If you’re working with React, you’re probably familiar with the create-react-app tool by now. If you’re not: it’s an official command line interface for building React applications with no build configuration.
With no build configuration.
With no build configuration…
With no build configuration!? But we need that! Kind of …
Now wait! Don’t jump on me with the “but it’s just supposed to be a simple tool, it doesn’t need any additional configuration!” argument!
👆 I posted a sneak peek of create-react-app + decorators on Twitter, and it looks like people are interested in it. But “decorators” is only one of the additional features we might need so we can switch to create-react-app for generating and building apps.
Many developers (including me) want to use create-react-app as their main dev setup for React apps but they can’t because they’re missing one or two features.
- Someone needs just SASS.
- Someone swears that if create-react-app had CSS modules, he would ditch his current setup instantly.
- Someone (me) just wanted decorator support because I’m using MobX in my projects. I know that MobX can be used without decorators, and i know they’re an experimental feature, but the code just looks cleaner and more readable with them.
The create-react-app team clearly stated that it doesn’t plan to add support for any experimental Babel features, or for custom webpack/babel configs. It totally makes sense, and after a few days of exploring the codebase, i completely understand them and support them even more in their decision.
*whispers silently* but devs still want some config options…
So what they do right now to customize their setup is:
- They either eject their app and modify webpack/babel manually (opting to lose future create-react-app and react-scripts support in the feature)
- Fork react-scripts and add support for just the X feature they need
- Use another tool and complain that create-react-app is nice but doesn’t suit their needs
What i wanted to do is to write something that’s a little more flexible, allow different, but simple configurations, be always up to date with the original react-scripts, and (hopefully) satisfy everybody.
So i created custom-react-scripts.
Now with few lines of config you can add that X feature you need without ejecting your create-react-app.
Right now it supports:
- CSS modules
You can turn any of these features on/off, you don’t have to use all of them.
How to use it?
create-react-app my-app — scripts-version custom-react-scripts
After your app is scaffolded just modify the .env file in the root of your project to add/remove certain features that you need.
So for example, if you need only support for CSS modules, add “REACT_APP_CSS_MODULES=true” to the .env file, and you’re good to go. You don’t need to eject the whole project to do that! 🎉
Wait, what? You didn’t know that this is possible, right? 😜 Probably, because it’s not documented yet!
Important notice: you don’t need to change or modify the main create-react-app CLI tool, it can remain as it is. Just point to custom-react-scripts when you’re generating your app.
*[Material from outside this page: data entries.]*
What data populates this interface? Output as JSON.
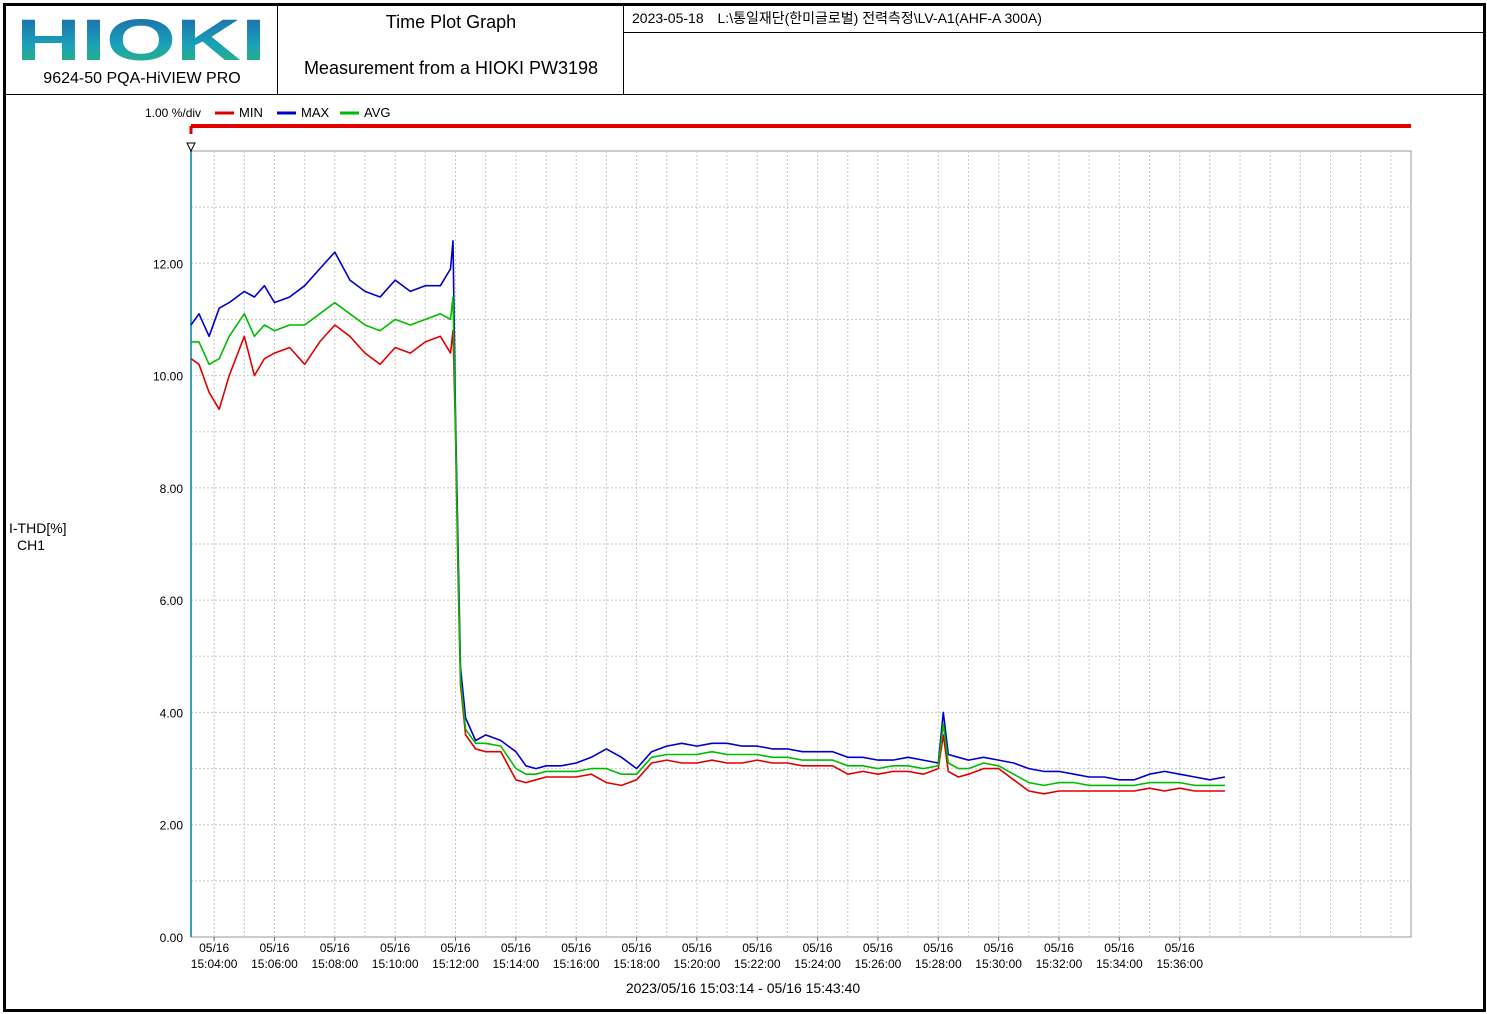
{
  "header": {
    "logo_text": "HIOKI",
    "product": "9624-50 PQA-HiVIEW PRO",
    "title": "Time Plot Graph",
    "subtitle": "Measurement from a HIOKI PW3198",
    "date": "2023-05-18",
    "path": "L:\\통일재단(한미글로벌) 전력측정\\LV-A1(AHF-A 300A)"
  },
  "colors": {
    "min": "#e00000",
    "max": "#0000cc",
    "avg": "#00bb00",
    "marker_bar": "#e00000",
    "cursor": "#3aa0c0",
    "grid": "#c8c8c8"
  },
  "chart_data": {
    "type": "line",
    "scale_label": "1.00 %/div",
    "ylabel": [
      "I-THD[%]",
      "CH1"
    ],
    "ylim": [
      0,
      14
    ],
    "yticks": [
      0,
      2,
      4,
      6,
      8,
      10,
      12
    ],
    "ytick_labels": [
      "0.00",
      "2.00",
      "4.00",
      "6.00",
      "8.00",
      "10.00",
      "12.00"
    ],
    "x_start": "15:03:14",
    "x_end": "15:43:40",
    "xticks": [
      "15:04:00",
      "15:06:00",
      "15:08:00",
      "15:10:00",
      "15:12:00",
      "15:14:00",
      "15:16:00",
      "15:18:00",
      "15:20:00",
      "15:22:00",
      "15:24:00",
      "15:26:00",
      "15:28:00",
      "15:30:00",
      "15:32:00",
      "15:34:00",
      "15:36:00"
    ],
    "xtick_dates": "05/16",
    "range_label": "2023/05/16 15:03:14 - 05/16 15:43:40",
    "x": [
      "15:03:14",
      "15:03:30",
      "15:03:50",
      "15:04:10",
      "15:04:30",
      "15:05:00",
      "15:05:20",
      "15:05:40",
      "15:06:00",
      "15:06:30",
      "15:07:00",
      "15:07:30",
      "15:08:00",
      "15:08:30",
      "15:09:00",
      "15:09:30",
      "15:10:00",
      "15:10:30",
      "15:11:00",
      "15:11:30",
      "15:11:50",
      "15:11:55",
      "15:12:00",
      "15:12:05",
      "15:12:10",
      "15:12:20",
      "15:12:40",
      "15:13:00",
      "15:13:30",
      "15:14:00",
      "15:14:20",
      "15:14:40",
      "15:15:00",
      "15:15:30",
      "15:16:00",
      "15:16:30",
      "15:17:00",
      "15:17:30",
      "15:18:00",
      "15:18:30",
      "15:19:00",
      "15:19:30",
      "15:20:00",
      "15:20:30",
      "15:21:00",
      "15:21:30",
      "15:22:00",
      "15:22:30",
      "15:23:00",
      "15:23:30",
      "15:24:00",
      "15:24:30",
      "15:25:00",
      "15:25:30",
      "15:26:00",
      "15:26:30",
      "15:27:00",
      "15:27:30",
      "15:28:00",
      "15:28:10",
      "15:28:20",
      "15:28:40",
      "15:29:00",
      "15:29:30",
      "15:30:00",
      "15:30:30",
      "15:31:00",
      "15:31:30",
      "15:32:00",
      "15:32:30",
      "15:33:00",
      "15:33:30",
      "15:34:00",
      "15:34:30",
      "15:35:00",
      "15:35:30",
      "15:36:00",
      "15:36:30",
      "15:37:00",
      "15:37:30"
    ],
    "series": [
      {
        "name": "MIN",
        "values": [
          10.3,
          10.2,
          9.7,
          9.4,
          10.0,
          10.7,
          10.0,
          10.3,
          10.4,
          10.5,
          10.2,
          10.6,
          10.9,
          10.7,
          10.4,
          10.2,
          10.5,
          10.4,
          10.6,
          10.7,
          10.4,
          10.8,
          9.0,
          6.5,
          4.5,
          3.6,
          3.35,
          3.3,
          3.3,
          2.8,
          2.75,
          2.8,
          2.85,
          2.85,
          2.85,
          2.9,
          2.75,
          2.7,
          2.8,
          3.1,
          3.15,
          3.1,
          3.1,
          3.15,
          3.1,
          3.1,
          3.15,
          3.1,
          3.1,
          3.05,
          3.05,
          3.05,
          2.9,
          2.95,
          2.9,
          2.95,
          2.95,
          2.9,
          3.0,
          3.6,
          2.95,
          2.85,
          2.9,
          3.0,
          3.0,
          2.8,
          2.6,
          2.55,
          2.6,
          2.6,
          2.6,
          2.6,
          2.6,
          2.6,
          2.65,
          2.6,
          2.65,
          2.6,
          2.6,
          2.6
        ]
      },
      {
        "name": "MAX",
        "values": [
          10.9,
          11.1,
          10.7,
          11.2,
          11.3,
          11.5,
          11.4,
          11.6,
          11.3,
          11.4,
          11.6,
          11.9,
          12.2,
          11.7,
          11.5,
          11.4,
          11.7,
          11.5,
          11.6,
          11.6,
          11.9,
          12.4,
          9.3,
          7.0,
          4.8,
          3.9,
          3.5,
          3.6,
          3.5,
          3.3,
          3.05,
          3.0,
          3.05,
          3.05,
          3.1,
          3.2,
          3.35,
          3.2,
          3.0,
          3.3,
          3.4,
          3.45,
          3.4,
          3.45,
          3.45,
          3.4,
          3.4,
          3.35,
          3.35,
          3.3,
          3.3,
          3.3,
          3.2,
          3.2,
          3.15,
          3.15,
          3.2,
          3.15,
          3.1,
          4.0,
          3.25,
          3.2,
          3.15,
          3.2,
          3.15,
          3.1,
          3.0,
          2.95,
          2.95,
          2.9,
          2.85,
          2.85,
          2.8,
          2.8,
          2.9,
          2.95,
          2.9,
          2.85,
          2.8,
          2.85
        ]
      },
      {
        "name": "AVG",
        "values": [
          10.6,
          10.6,
          10.2,
          10.3,
          10.7,
          11.1,
          10.7,
          10.9,
          10.8,
          10.9,
          10.9,
          11.1,
          11.3,
          11.1,
          10.9,
          10.8,
          11.0,
          10.9,
          11.0,
          11.1,
          11.0,
          11.4,
          9.1,
          6.7,
          4.6,
          3.7,
          3.45,
          3.45,
          3.4,
          3.0,
          2.9,
          2.9,
          2.95,
          2.95,
          2.95,
          3.0,
          3.0,
          2.9,
          2.9,
          3.2,
          3.25,
          3.25,
          3.25,
          3.3,
          3.25,
          3.25,
          3.25,
          3.2,
          3.2,
          3.15,
          3.15,
          3.15,
          3.05,
          3.05,
          3.0,
          3.05,
          3.05,
          3.0,
          3.05,
          3.8,
          3.1,
          3.0,
          3.0,
          3.1,
          3.05,
          2.9,
          2.75,
          2.7,
          2.75,
          2.75,
          2.7,
          2.7,
          2.7,
          2.7,
          2.75,
          2.75,
          2.75,
          2.7,
          2.7,
          2.7
        ]
      }
    ],
    "legend": [
      "MIN",
      "MAX",
      "AVG"
    ],
    "legend_position": "top-left",
    "grid": true
  }
}
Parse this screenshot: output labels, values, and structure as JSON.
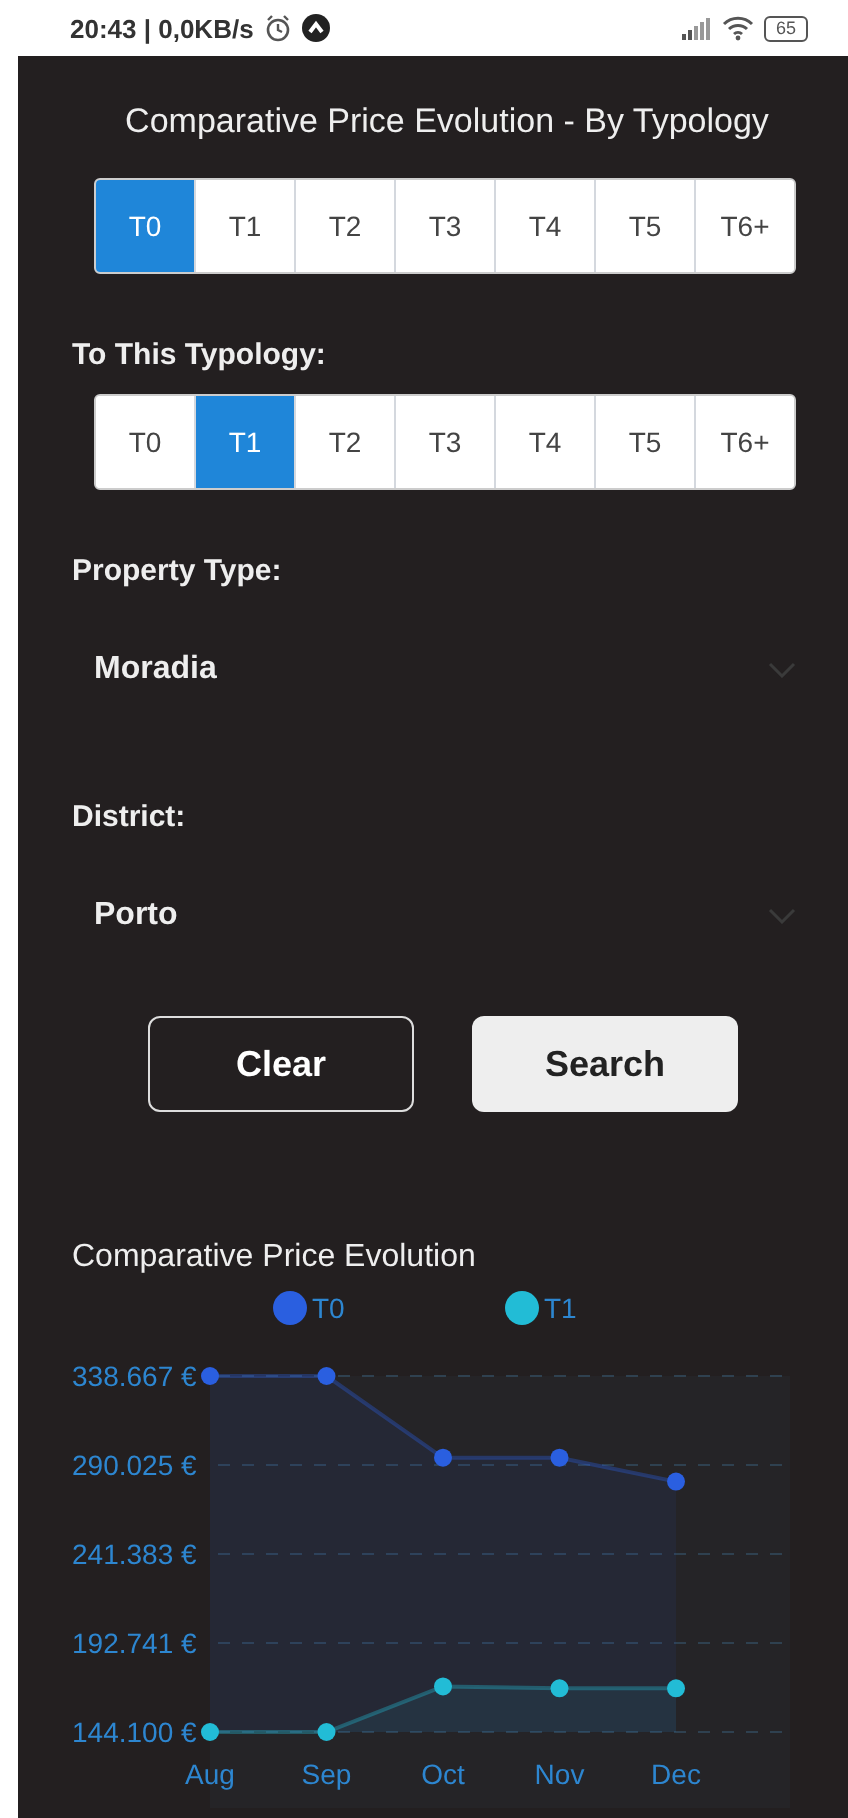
{
  "status_bar": {
    "text": "20:43 | 0,0KB/s",
    "battery": "65"
  },
  "title": "Comparative Price Evolution - By Typology",
  "from_typology": {
    "options": [
      {
        "label": "T0",
        "selected": true
      },
      {
        "label": "T1",
        "selected": false
      },
      {
        "label": "T2",
        "selected": false
      },
      {
        "label": "T3",
        "selected": false
      },
      {
        "label": "T4",
        "selected": false
      },
      {
        "label": "T5",
        "selected": false
      },
      {
        "label": "T6+",
        "selected": false
      }
    ]
  },
  "to_typology": {
    "label": "To This Typology:",
    "options": [
      {
        "label": "T0",
        "selected": false
      },
      {
        "label": "T1",
        "selected": true
      },
      {
        "label": "T2",
        "selected": false
      },
      {
        "label": "T3",
        "selected": false
      },
      {
        "label": "T4",
        "selected": false
      },
      {
        "label": "T5",
        "selected": false
      },
      {
        "label": "T6+",
        "selected": false
      }
    ]
  },
  "property_type": {
    "label": "Property Type:",
    "value": "Moradia"
  },
  "district": {
    "label": "District:",
    "value": "Porto"
  },
  "buttons": [
    {
      "label": "Clear",
      "kind": "outline"
    },
    {
      "label": "Search",
      "kind": "filled"
    }
  ],
  "chart": {
    "title": "Comparative Price Evolution",
    "chart_data": {
      "type": "area",
      "categories": [
        "Aug",
        "Sep",
        "Oct",
        "Nov",
        "Dec"
      ],
      "series": [
        {
          "name": "T0",
          "color": "#2a5fe0",
          "values": [
            338667,
            338667,
            294000,
            294000,
            281000
          ]
        },
        {
          "name": "T1",
          "color": "#22bcd6",
          "values": [
            144100,
            144100,
            169000,
            168000,
            168000
          ]
        }
      ],
      "ylim": [
        144100,
        338667
      ],
      "grid": true,
      "legend": true,
      "yticks": [
        {
          "value": 338667,
          "label": "338.667 €"
        },
        {
          "value": 290025,
          "label": "290.025 €"
        },
        {
          "value": 241383,
          "label": "241.383 €"
        },
        {
          "value": 192741,
          "label": "192.741 €"
        },
        {
          "value": 144100,
          "label": "144.100 €"
        }
      ]
    }
  }
}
The benefits of not ejecting are that you’ll get updates to create-react-app and custom-react-scripts in the future by just updating those two dependencies, and your project can remain the same.
Hopefully custom-react-scripts will be useful to you, and it will help you to finally start using create-react-app as a build tool. Help me with the remaining issues, and follow me on Twitter to hear about future updates. Visit kitze.io to learn more about me.
If you, or someone you know is interested in a professional React workshop, check out React Academy.
Disclaimer: custom-react-scripts is not a complete fork of create-react-app. It’s just a fork of react-scripts with simple babel/webpack modifications that can toggle extra features. It’s not touching the original create-react-app code. actually, it’s doing very few and small modifications to it. Right now there isn’t any other way to just fork react-scripts, so the whole repo must be forked. Forking react-scripts as an alternative for ejecting has been supported by the CRA team.
Another important notice: The CRA doesn’t advise using of experimental Babel features because they might not be backwards compatible if the feature doesn’t make the ES spec in the future.